*About this task:*
Retype the lines of the listing below exactly, but only those from the one containing "Output a JSON" through the last line; pictures stay out.

::: Entries shown :::

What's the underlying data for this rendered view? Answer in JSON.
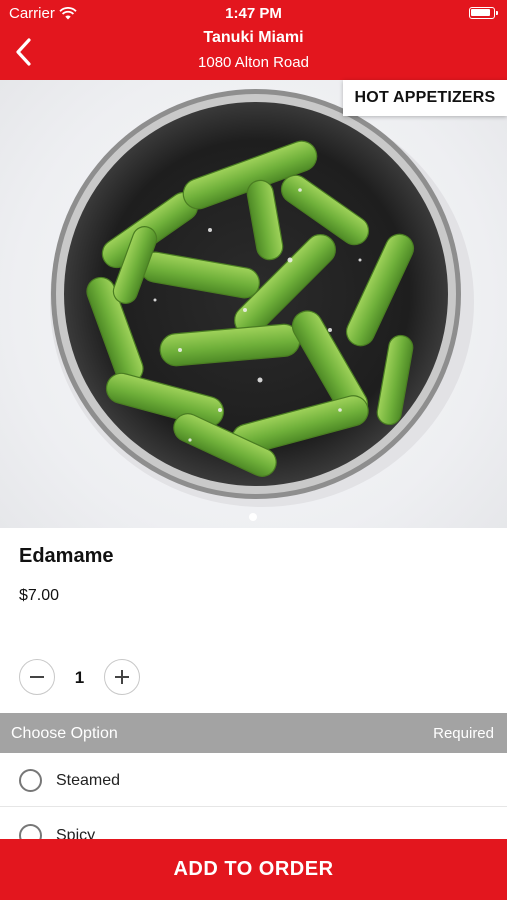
{
  "status_bar": {
    "carrier": "Carrier",
    "time": "1:47 PM"
  },
  "nav": {
    "title": "Tanuki Miami",
    "subtitle": "1080 Alton Road"
  },
  "category_tag": "HOT APPETIZERS",
  "item": {
    "name": "Edamame",
    "price": "$7.00",
    "quantity": "1"
  },
  "options": {
    "title": "Choose Option",
    "required_label": "Required",
    "items": [
      {
        "label": "Steamed"
      },
      {
        "label": "Spicy"
      }
    ]
  },
  "add_button": "ADD TO ORDER",
  "colors": {
    "brand_red": "#e3161e",
    "option_header_gray": "#a3a3a3"
  },
  "icons": [
    "wifi-icon",
    "battery-icon",
    "back-chevron-icon",
    "minus-icon",
    "plus-icon",
    "radio-icon"
  ]
}
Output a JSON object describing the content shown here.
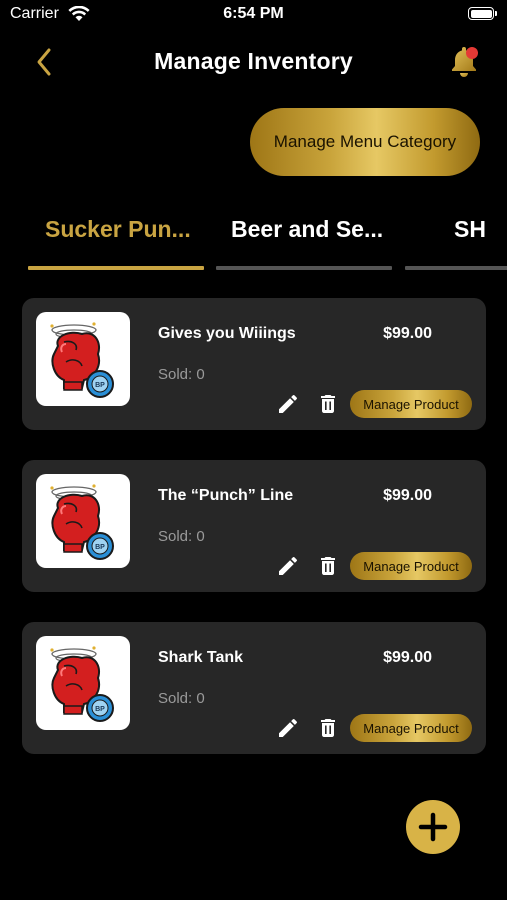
{
  "status_bar": {
    "carrier": "Carrier",
    "time": "6:54 PM"
  },
  "header": {
    "title": "Manage Inventory"
  },
  "manage_menu_category_label": "Manage Menu Category",
  "tabs": [
    {
      "label": "Sucker Pun...",
      "active": true
    },
    {
      "label": "Beer and Se...",
      "active": false
    },
    {
      "label": "SH",
      "active": false
    }
  ],
  "products": [
    {
      "name": "Gives you Wiiings",
      "price": "$99.00",
      "sold": "Sold: 0",
      "manage_label": "Manage Product"
    },
    {
      "name": "The “Punch” Line",
      "price": "$99.00",
      "sold": "Sold: 0",
      "manage_label": "Manage Product"
    },
    {
      "name": "Shark Tank",
      "price": "$99.00",
      "sold": "Sold: 0",
      "manage_label": "Manage Product"
    }
  ],
  "product_thumb_label": "BP",
  "colors": {
    "gold": "#c9a442",
    "card_bg": "#272727",
    "notification_dot": "#e53935",
    "fab": "#d8b347"
  },
  "icons": [
    "back-chevron-icon",
    "bell-icon",
    "edit-pencil-icon",
    "trash-icon",
    "plus-icon",
    "wifi-icon",
    "battery-icon"
  ]
}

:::

*Response for this exercise:*
Output a JSON object describing the content shown here.
{
  "status_bar": {
    "carrier": "Carrier",
    "time": "6:54 PM"
  },
  "header": {
    "title": "Manage Inventory"
  },
  "manage_menu_category_label": "Manage Menu Category",
  "tabs": [
    {
      "label": "Sucker Pun...",
      "active": true
    },
    {
      "label": "Beer and Se...",
      "active": false
    },
    {
      "label": "SH",
      "active": false
    }
  ],
  "products": [
    {
      "name": "Gives you Wiiings",
      "price": "$99.00",
      "sold": "Sold: 0",
      "manage_label": "Manage Product"
    },
    {
      "name": "The “Punch” Line",
      "price": "$99.00",
      "sold": "Sold: 0",
      "manage_label": "Manage Product"
    },
    {
      "name": "Shark Tank",
      "price": "$99.00",
      "sold": "Sold: 0",
      "manage_label": "Manage Product"
    }
  ],
  "product_thumb_label": "BP",
  "colors": {
    "gold": "#c9a442",
    "card_bg": "#272727",
    "notification_dot": "#e53935",
    "fab": "#d8b347"
  },
  "icons": [
    "back-chevron-icon",
    "bell-icon",
    "edit-pencil-icon",
    "trash-icon",
    "plus-icon",
    "wifi-icon",
    "battery-icon"
  ]
}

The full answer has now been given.